Kasper Schmeichel, Stuart Dallas, Leeds United connection and why some non-English views of England at Euro 2020 are changing
For the non-English, when it comes to England and Euro 2020 you can be Kasper Schmeichel, Stuart Dallas or a bit of both.
The former Leeds United goalkeeper’s response to a somewhat oddly phrased question about his desire to stop ‘it’ from ‘coming home’ was mild teasing but, of course, it stirred something in the hearts of those who would dearly love to see England fail, as much as it did in the hearts of those desperate to see the Three Lions triumph.
“Has it ever been home? I dunno, have you ever won it?” he asked the English journalist on Denmark’s pre-game press call.
There was a grin on his face because he knew he was being a little mischievous, but the Danish No 1 did go on to make the point that, compared with the thought of what a Euro 2020 triumph would do for his country and his people, breaking English hearts simply isn’t a motivation.
“To be honest, I haven’t given any thought to what it would mean to stop England, more what it would do for Denmark,” he said.
“I’ve focused very little on the England national team; it doesn’t really mean anything to me. It’s what it would do for our country back home.”
Although the song itself is about clinging on to belief and hope despite the natural pessimism and despair that creeps in after 28 consecutive major tournaments without a trophy, the chorus and that one line ‘it’s coming home’ that has been belted out every four - or five - years since 1996, has come to represent something else in the minds of many outside England, or even those like Schmeichel who live and work here but do not call this their country.
It has become somewhat disassociated with the self-deprecating but optimistic tone with which it was first sung and, when the suggestion is made that it should mean something to England’s opposition, it takes on a different tone, one more associated with Rio Ferdinand’s hubristic declarations or what the Irish, Scottish, Welsh and most others around the world have historically perceived as English arrogance.
The tournament might be partly hosted by England, but it’s not all about England and that had to be running through Schmeichel’s mind as he closed his eyes briefly as that question was formed.
For years at Windsor Park, Northern Ireland fans would give as resounding a rendition of God Save The Queen as any at Wembley, and then cheer if the half-time scores read out on by the stadium announcer revealed England were losing.
It was intensely difficult to like certain England teams and certain English players and, as each major tournament arrived, it was nigh on impossible to avoid the feeling that this country believed it had some divine right to win the thing.
None of that could be said of Gareth Southgate and this England team, however.
Make no mistake, there will be a great proportion of the United Kingdom’s population taking great delight if Ferdinand’s bold prediction falls flat on its face and he’s left crestfallen on Sunday night because it yet again has refused to come home.
But it’s harder to wish misfortune on this England team.

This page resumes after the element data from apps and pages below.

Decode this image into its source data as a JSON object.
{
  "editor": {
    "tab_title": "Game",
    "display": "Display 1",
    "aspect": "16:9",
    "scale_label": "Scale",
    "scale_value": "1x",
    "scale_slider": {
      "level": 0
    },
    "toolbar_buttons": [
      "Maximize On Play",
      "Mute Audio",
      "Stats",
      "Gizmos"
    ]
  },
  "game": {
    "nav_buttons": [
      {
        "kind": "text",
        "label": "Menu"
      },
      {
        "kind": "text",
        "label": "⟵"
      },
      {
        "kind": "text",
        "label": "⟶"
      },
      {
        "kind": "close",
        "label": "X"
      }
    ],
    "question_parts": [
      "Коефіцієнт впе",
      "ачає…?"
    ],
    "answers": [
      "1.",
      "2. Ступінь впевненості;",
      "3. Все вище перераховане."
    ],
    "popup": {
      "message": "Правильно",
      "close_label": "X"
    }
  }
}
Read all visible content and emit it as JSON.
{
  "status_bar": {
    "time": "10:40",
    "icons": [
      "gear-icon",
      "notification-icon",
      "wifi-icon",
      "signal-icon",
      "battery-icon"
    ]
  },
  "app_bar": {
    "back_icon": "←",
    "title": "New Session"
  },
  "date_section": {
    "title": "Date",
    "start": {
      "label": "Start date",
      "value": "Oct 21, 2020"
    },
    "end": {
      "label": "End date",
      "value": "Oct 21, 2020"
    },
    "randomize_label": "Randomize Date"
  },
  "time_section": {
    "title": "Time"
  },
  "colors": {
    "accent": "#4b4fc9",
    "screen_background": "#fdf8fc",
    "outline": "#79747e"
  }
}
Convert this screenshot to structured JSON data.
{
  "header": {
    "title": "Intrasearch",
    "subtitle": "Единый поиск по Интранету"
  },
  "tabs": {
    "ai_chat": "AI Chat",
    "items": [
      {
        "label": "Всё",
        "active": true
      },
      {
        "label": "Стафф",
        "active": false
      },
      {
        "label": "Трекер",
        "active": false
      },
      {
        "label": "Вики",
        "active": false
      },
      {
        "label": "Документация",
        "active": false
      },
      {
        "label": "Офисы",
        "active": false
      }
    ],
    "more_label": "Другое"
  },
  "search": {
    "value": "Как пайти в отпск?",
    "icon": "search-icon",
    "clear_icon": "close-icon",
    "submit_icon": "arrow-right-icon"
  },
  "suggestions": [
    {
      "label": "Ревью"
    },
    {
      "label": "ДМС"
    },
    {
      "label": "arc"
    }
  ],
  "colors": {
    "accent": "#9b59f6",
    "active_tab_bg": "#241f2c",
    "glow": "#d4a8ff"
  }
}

They’re different.
Southgate has to take an enormous amount of credit for just how likeable his squad is, because he opened the doors and let the world in to see them in their true light.
The basketball challenges, Bukayo Saka on an inflatable unicorn, sleepy Jack Grealish, Jude Bellingham and Jadon Sancho’s appreciation for just how special everything is for them right now and, of course Kalvin Phillips, his story and the smile he only wipes off his face at game time.
Access to daily life in the England camp and the personalities inside it, for the supporter, has surely not been so consistent and so fulsome for decades.
By permitting the social media clips, the diary room, the Lion’s Den show and even the darts showdowns with members of the press, Southgate has given everyone the chance to see what his players are really like. They’re likeable. They aren’t the baddies. Maybe, if this approach had been taken years ago, we would all have come to love John Terry and Michael Owen. Maybe.
Add Marcus Rashford’s sideline in delivering results for the nation’s children, Raheem Sterling’s success in the face of unfair media treatment and Southgate’s own redemption story and suddenly it feels like there are more reasons to will England to win than to hope they lose again.
Dallas, who, believe it or not, is Northern Irish, went public with his support for England on Twitter and took some flak for it but, having lived in England for so long and had children born here, he feels a connection to the country.
His team-mate’s presence in Southgate’s dressing room is another very good reason to wish England well. Phillips represents the very best of this country, backed by a loving family and still so tightly tethered to humble roots.
When he or Declan Rice talk to the media, there is no hint of a superiority complex.
As Luka Modric said, if there is English arrogance at play in this tournament, it isn’t being carried by the squad.
In any case, it would be quite something for the city of Leeds, its club and its daily newspaper to boast another English major tournament winner.
So good luck England. Bring it home, then sing a new song.